(Try it):
Write out the records again exactly. Nothing should be dropped.
= Beginning of Section =
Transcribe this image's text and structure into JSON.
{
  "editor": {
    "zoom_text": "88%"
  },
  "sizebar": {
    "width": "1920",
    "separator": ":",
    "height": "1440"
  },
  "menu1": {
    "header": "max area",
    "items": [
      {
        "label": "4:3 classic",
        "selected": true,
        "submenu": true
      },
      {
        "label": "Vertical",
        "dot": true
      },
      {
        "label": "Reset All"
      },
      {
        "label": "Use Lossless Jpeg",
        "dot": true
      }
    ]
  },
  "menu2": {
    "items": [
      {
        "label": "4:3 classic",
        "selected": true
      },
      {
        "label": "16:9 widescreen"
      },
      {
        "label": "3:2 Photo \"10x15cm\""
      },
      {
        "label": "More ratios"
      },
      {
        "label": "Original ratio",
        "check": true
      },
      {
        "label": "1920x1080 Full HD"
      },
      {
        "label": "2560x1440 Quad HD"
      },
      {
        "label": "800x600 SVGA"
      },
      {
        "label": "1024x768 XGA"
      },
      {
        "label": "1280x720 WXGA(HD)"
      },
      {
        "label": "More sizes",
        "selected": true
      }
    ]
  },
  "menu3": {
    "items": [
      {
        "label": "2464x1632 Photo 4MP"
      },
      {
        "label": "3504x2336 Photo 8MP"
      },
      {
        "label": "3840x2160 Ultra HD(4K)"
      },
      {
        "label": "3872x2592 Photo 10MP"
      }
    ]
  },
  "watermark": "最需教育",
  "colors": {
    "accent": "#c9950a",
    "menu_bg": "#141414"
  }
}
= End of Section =
(Solution to the exercise):
Transcribe this image's text and structure into JSON.
{
  "editor": {
    "zoom_text": "88%"
  },
  "sizebar": {
    "width": "1920",
    "separator": ":",
    "height": "1440"
  },
  "menu1": {
    "header": "max area",
    "items": [
      {
        "label": "4:3 classic",
        "selected": true,
        "submenu": true
      },
      {
        "label": "Vertical",
        "dot": true
      },
      {
        "label": "Reset All"
      },
      {
        "label": "Use Lossless Jpeg",
        "dot": true
      }
    ]
  },
  "menu2": {
    "items": [
      {
        "label": "4:3 classic",
        "selected": true
      },
      {
        "label": "16:9 widescreen"
      },
      {
        "label": "3:2 Photo \"10x15cm\""
      },
      {
        "label": "More ratios"
      },
      {
        "label": "Original ratio",
        "check": true
      },
      {
        "label": "1920x1080 Full HD"
      },
      {
        "label": "2560x1440 Quad HD"
      },
      {
        "label": "800x600 SVGA"
      },
      {
        "label": "1024x768 XGA"
      },
      {
        "label": "1280x720 WXGA(HD)"
      },
      {
        "label": "More sizes",
        "selected": true
      }
    ]
  },
  "menu3": {
    "items": [
      {
        "label": "2464x1632 Photo 4MP"
      },
      {
        "label": "3504x2336 Photo 8MP"
      },
      {
        "label": "3840x2160 Ultra HD(4K)"
      },
      {
        "label": "3872x2592 Photo 10MP"
      }
    ]
  },
  "watermark": "最需教育",
  "colors": {
    "accent": "#c9950a",
    "menu_bg": "#141414"
  }
}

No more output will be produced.